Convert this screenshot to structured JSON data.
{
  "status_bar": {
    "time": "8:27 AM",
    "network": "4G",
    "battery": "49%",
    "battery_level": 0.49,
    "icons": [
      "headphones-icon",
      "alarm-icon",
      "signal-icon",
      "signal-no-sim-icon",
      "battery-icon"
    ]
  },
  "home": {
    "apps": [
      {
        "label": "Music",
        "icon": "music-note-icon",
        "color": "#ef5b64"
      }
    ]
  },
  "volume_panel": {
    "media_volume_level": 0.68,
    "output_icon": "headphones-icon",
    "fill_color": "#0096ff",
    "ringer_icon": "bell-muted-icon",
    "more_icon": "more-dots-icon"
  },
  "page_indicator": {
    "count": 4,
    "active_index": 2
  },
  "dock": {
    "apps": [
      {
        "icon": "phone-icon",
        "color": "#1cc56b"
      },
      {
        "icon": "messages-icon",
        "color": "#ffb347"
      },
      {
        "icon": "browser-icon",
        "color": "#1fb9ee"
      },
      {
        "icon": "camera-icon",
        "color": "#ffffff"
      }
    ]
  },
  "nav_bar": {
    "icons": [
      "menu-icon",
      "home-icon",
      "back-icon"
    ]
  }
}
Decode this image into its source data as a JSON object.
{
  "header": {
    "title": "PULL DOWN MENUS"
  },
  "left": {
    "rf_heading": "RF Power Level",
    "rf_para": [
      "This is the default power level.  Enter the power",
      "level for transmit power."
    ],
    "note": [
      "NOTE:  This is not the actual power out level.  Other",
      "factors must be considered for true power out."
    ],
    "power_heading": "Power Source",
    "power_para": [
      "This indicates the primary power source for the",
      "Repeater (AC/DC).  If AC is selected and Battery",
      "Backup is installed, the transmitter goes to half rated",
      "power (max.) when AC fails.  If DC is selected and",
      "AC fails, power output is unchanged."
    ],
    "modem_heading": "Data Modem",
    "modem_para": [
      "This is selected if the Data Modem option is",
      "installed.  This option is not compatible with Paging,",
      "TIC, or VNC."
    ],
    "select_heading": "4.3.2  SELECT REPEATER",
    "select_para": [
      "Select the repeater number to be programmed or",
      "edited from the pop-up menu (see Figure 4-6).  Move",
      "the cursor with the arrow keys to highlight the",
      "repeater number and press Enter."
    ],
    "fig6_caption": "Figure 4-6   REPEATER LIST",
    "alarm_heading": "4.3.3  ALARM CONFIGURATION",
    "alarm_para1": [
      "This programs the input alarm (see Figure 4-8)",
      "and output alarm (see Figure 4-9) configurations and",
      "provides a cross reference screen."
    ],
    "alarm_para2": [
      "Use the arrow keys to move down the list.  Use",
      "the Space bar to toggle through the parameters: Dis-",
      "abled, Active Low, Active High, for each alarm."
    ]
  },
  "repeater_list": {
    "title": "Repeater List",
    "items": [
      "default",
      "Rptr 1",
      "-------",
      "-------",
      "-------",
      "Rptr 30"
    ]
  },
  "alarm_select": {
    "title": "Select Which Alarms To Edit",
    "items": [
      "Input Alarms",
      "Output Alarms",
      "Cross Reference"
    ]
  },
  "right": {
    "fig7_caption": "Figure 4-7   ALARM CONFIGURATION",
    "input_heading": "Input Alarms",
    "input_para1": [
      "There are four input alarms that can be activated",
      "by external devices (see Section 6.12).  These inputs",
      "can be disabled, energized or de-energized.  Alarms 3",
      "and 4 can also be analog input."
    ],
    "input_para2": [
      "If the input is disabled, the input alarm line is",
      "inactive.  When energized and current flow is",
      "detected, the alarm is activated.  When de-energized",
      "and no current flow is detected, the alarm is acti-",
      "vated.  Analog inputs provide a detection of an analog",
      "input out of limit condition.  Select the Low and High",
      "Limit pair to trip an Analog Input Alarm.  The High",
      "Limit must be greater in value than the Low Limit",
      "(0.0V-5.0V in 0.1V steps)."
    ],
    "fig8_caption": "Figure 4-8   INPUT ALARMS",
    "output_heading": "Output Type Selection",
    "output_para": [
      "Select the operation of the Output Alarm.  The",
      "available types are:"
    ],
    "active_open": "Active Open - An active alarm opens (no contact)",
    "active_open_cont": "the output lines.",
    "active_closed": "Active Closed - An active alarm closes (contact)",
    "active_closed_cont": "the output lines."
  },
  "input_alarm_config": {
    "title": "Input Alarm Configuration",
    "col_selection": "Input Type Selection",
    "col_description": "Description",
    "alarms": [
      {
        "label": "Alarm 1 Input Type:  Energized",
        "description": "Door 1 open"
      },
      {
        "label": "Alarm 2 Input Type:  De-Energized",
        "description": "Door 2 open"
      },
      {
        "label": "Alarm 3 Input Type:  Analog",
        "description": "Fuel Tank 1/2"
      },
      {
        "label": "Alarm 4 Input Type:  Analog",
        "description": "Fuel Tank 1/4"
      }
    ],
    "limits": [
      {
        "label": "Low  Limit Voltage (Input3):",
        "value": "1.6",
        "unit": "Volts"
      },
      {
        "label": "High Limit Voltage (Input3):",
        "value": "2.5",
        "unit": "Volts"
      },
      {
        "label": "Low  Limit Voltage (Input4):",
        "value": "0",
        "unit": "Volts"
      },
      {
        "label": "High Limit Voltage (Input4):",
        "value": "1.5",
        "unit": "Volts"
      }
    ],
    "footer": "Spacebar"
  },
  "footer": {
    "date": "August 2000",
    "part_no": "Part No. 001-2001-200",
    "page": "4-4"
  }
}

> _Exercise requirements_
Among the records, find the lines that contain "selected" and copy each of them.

> _Answer box_
      "Repeater (AC/DC).  If AC is selected and Battery",
      "power (max.) when AC fails.  If DC is selected and",
      "This is selected if the Data Modem option is",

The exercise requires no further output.